Its Attention Assist was unveiled seven years ago and monitors the driver's fatigue level and drowsiness based on his/her driving inputs. It issues a visual and audible alarm to alert the driver if he or she is too drowsy to continue driving. Cleverly, it can be linked to the car's navigation system, and using that data, it can tell the driver where coffee and fuel are available.
The system has now trickled down through all Mercedes and is even standard in the new A-Class.
Eye-tracking and eye-lid monitoring systems have also been developed by Toyota and Lexus, which at the last resort will apply the brakes.
I was recently driving the new Mercedes-Benz E-Class, a 'masterpiece of intelligence', that moves the era of 'autonomous motoring' even closer.
One option that every motorist will welcome is a feature that allows the car to be manoeuvred remotely via a mobile phone without the driver being inside. Another option, Drive, demonstrate its ability to travel on 'auto pilot' while essential functions - such as speed control, braking, acceleration, gear changing and an ability to anticipate hazards ahead and take whatever corrective action may be necessary - are all carried out automatically.
But beyond that the E-Class was the smoothest and best-engineered car I have come across this year. It really has moved the car up a notch and set new standards in the business-class segment.
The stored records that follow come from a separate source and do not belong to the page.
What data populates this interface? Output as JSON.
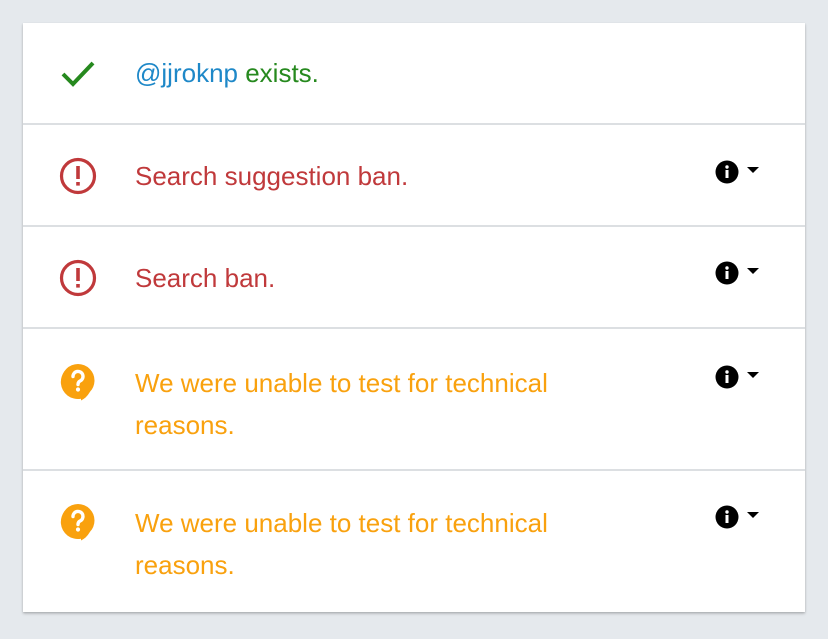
{
  "results": [
    {
      "status": "ok",
      "icon": "check-icon",
      "handle": "@jjroknp",
      "text": " exists."
    },
    {
      "status": "ban",
      "icon": "alert-circle-icon",
      "text": "Search suggestion ban.",
      "details_icon": "info-icon",
      "toggle_icon": "caret-down-icon"
    },
    {
      "status": "ban",
      "icon": "alert-circle-icon",
      "text": "Search ban.",
      "details_icon": "info-icon",
      "toggle_icon": "caret-down-icon"
    },
    {
      "status": "unknown",
      "icon": "help-bubble-icon",
      "text": "We were unable to test for technical reasons.",
      "details_icon": "info-icon",
      "toggle_icon": "caret-down-icon"
    },
    {
      "status": "unknown",
      "icon": "help-bubble-icon",
      "text": "We were unable to test for technical reasons.",
      "details_icon": "info-icon",
      "toggle_icon": "caret-down-icon"
    }
  ],
  "colors": {
    "ok": "#26891e",
    "handle": "#1e88c8",
    "ban": "#c0393b",
    "unknown": "#f9a10e",
    "background": "#e5e9ed"
  }
}
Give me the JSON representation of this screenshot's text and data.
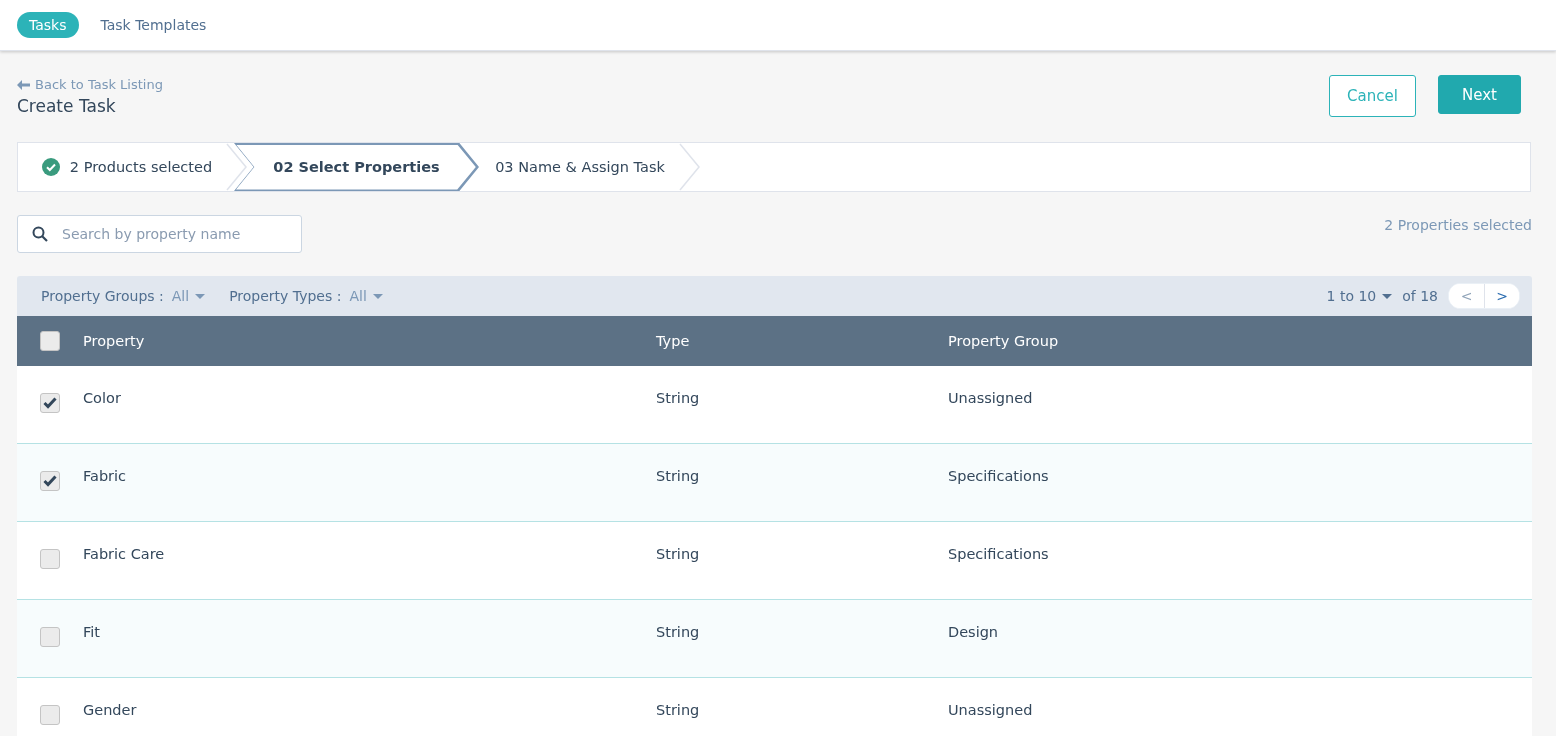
{
  "nav_tabs": [
    {
      "label": "Tasks",
      "selected": true
    },
    {
      "label": "Task Templates",
      "selected": false
    }
  ],
  "back_link": "Back to Task Listing",
  "page_title": "Create Task",
  "buttons": {
    "cancel": "Cancel",
    "next": "Next"
  },
  "steps": [
    {
      "label": "2 Products selected",
      "completed": true,
      "selected": false
    },
    {
      "label": "02 Select Properties",
      "completed": false,
      "selected": true
    },
    {
      "label": "03 Name & Assign Task",
      "completed": false,
      "selected": false
    }
  ],
  "search": {
    "placeholder": "Search by property name"
  },
  "selection_count": "2 Properties selected",
  "filters": [
    {
      "label": "Property Groups :",
      "value": "All"
    },
    {
      "label": "Property Types :",
      "value": "All"
    }
  ],
  "pager": {
    "range": "1 to 10",
    "total": "of 18",
    "prev": "<",
    "next": ">",
    "prev_disabled": true
  },
  "table": {
    "select_all_checked": false,
    "columns": [
      "Property",
      "Type",
      "Property Group"
    ],
    "rows": [
      {
        "cells": [
          "Color",
          "String",
          "Unassigned"
        ],
        "checked": true
      },
      {
        "cells": [
          "Fabric",
          "String",
          "Specifications"
        ],
        "checked": true
      },
      {
        "cells": [
          "Fabric Care",
          "String",
          "Specifications"
        ],
        "checked": false
      },
      {
        "cells": [
          "Fit",
          "String",
          "Design"
        ],
        "checked": false
      },
      {
        "cells": [
          "Gender",
          "String",
          "Unassigned"
        ],
        "checked": false
      }
    ]
  }
}
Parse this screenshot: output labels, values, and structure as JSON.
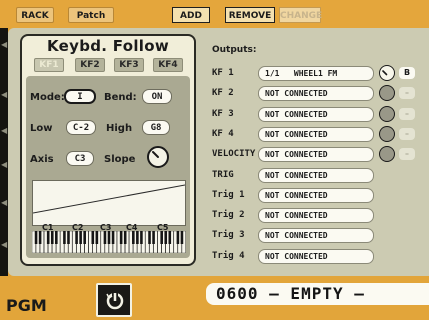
{
  "toolbar": {
    "rack_label": "RACK",
    "patch_label": "Patch",
    "add_label": "ADD",
    "remove_label": "REMOVE",
    "change_label": "CHANGE"
  },
  "kf": {
    "title": "Keybd. Follow",
    "tabs": [
      "KF1",
      "KF2",
      "KF3",
      "KF4"
    ],
    "active_tab": "KF1",
    "mode_label": "Mode:",
    "mode_value": "I",
    "bend_label": "Bend:",
    "bend_value": "ON",
    "low_label": "Low",
    "low_value": "C-2",
    "high_label": "High",
    "high_value": "G8",
    "axis_label": "Axis",
    "axis_value": "C3",
    "slope_label": "Slope",
    "key_labels": [
      "C1",
      "C2",
      "C3",
      "C4",
      "C5"
    ]
  },
  "outputs": {
    "title": "Outputs:",
    "rows": [
      {
        "label": "KF 1",
        "value": "1/1   WHEEL1 FM",
        "knob": true,
        "knob_active": true,
        "small": "B",
        "small_active": true
      },
      {
        "label": "KF 2",
        "value": "NOT CONNECTED",
        "knob": true,
        "knob_active": false,
        "small": "–",
        "small_active": false
      },
      {
        "label": "KF 3",
        "value": "NOT CONNECTED",
        "knob": true,
        "knob_active": false,
        "small": "–",
        "small_active": false
      },
      {
        "label": "KF 4",
        "value": "NOT CONNECTED",
        "knob": true,
        "knob_active": false,
        "small": "–",
        "small_active": false
      },
      {
        "label": "VELOCITY",
        "value": "NOT CONNECTED",
        "knob": true,
        "knob_active": false,
        "small": "–",
        "small_active": false
      },
      {
        "label": "TRIG",
        "value": "NOT CONNECTED",
        "knob": false
      },
      {
        "label": "Trig 1",
        "value": "NOT CONNECTED",
        "knob": false
      },
      {
        "label": "Trig 2",
        "value": "NOT CONNECTED",
        "knob": false
      },
      {
        "label": "Trig 3",
        "value": "NOT CONNECTED",
        "knob": false
      },
      {
        "label": "Trig 4",
        "value": "NOT CONNECTED",
        "knob": false
      }
    ]
  },
  "bottom": {
    "mode_label": "PGM",
    "program_name": "0600 — EMPTY —"
  },
  "colors": {
    "frame_orange": "#e2a53a",
    "panel_beige": "#cccbb2",
    "field_white": "#fbfaf2",
    "dark": "#1a1a16"
  }
}
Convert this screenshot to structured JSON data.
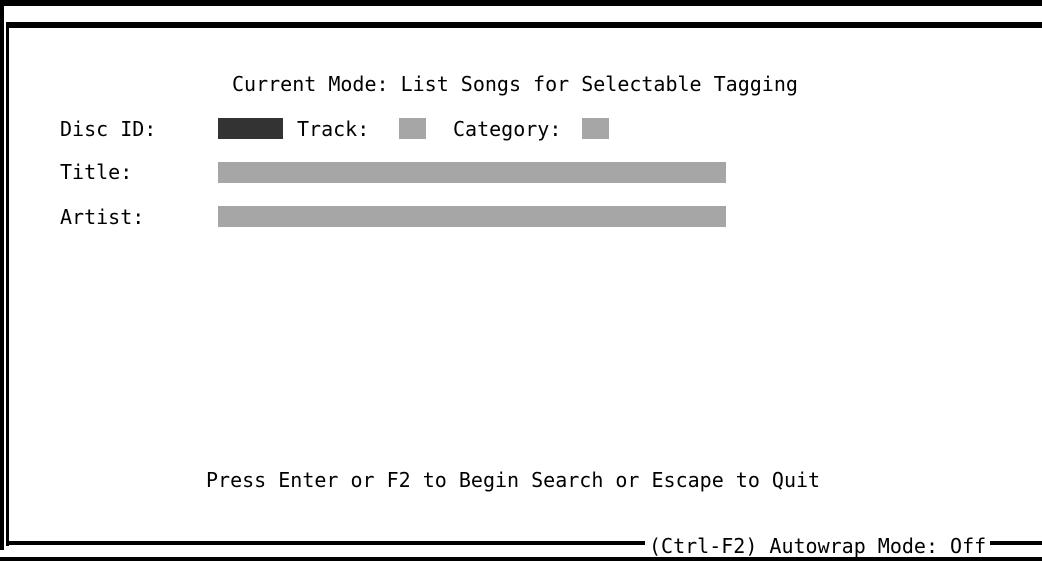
{
  "mode_line": "Current Mode: List Songs for Selectable Tagging",
  "fields": {
    "disc_id_label": "Disc ID:",
    "track_label": "Track:",
    "category_label": "Category:",
    "title_label": "Title:",
    "artist_label": "Artist:",
    "disc_id_value": "",
    "track_value": "",
    "category_value": "",
    "title_value": "",
    "artist_value": ""
  },
  "prompt": "Press Enter or F2 to Begin Search or Escape to Quit",
  "status_bar": {
    "autowrap": "(Ctrl-F2) Autowrap Mode: Off"
  },
  "colors": {
    "active_field": "#333333",
    "inactive_field": "#a6a6a6",
    "background": "#ffffff",
    "text": "#000000"
  }
}
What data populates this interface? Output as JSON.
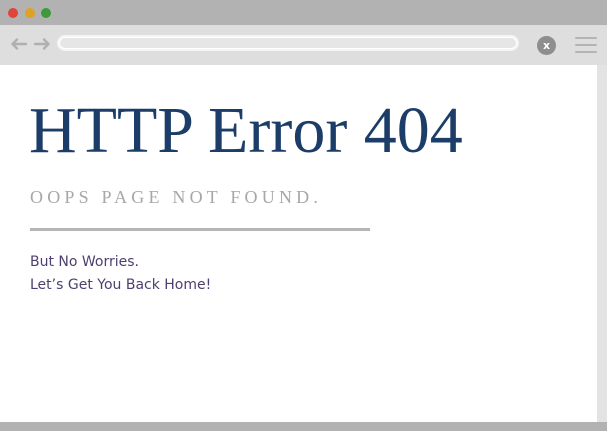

It also comes with around €7,000 worth of extra standard features compared to the outgoing model. It is the most high-tech model out there.
I was driving the first model to be marketed here, a E220d Avantgarde Automatic version. The all-new E220d engine has lower CC (1950 compared to 2143 for the previous model), lower C02 (102g/km), lower fuel consumption (4.3 litres/100Km combined), lower road tax (€190), increased horsepower (194 HP) and 400Nm of torque. While starting prices are €52,850, the test car had another €3,000 or so of extra kit - mainly metallic paint - Burr Walnut trim and an €800 alarm pack.
But whatever about the technology, it is still the driver's duty to ensure that he or she is fit to drive. As was pointed out in Anthony Handley's sentence hearing last week driver fatigue could result in "microsleeps", which can last up to 10 seconds while a driver still has their eyes open.
Prosecuting counsel Dominic McGinn said during a micro-sleep lasting just four seconds, a car can travel the length of a football pitch.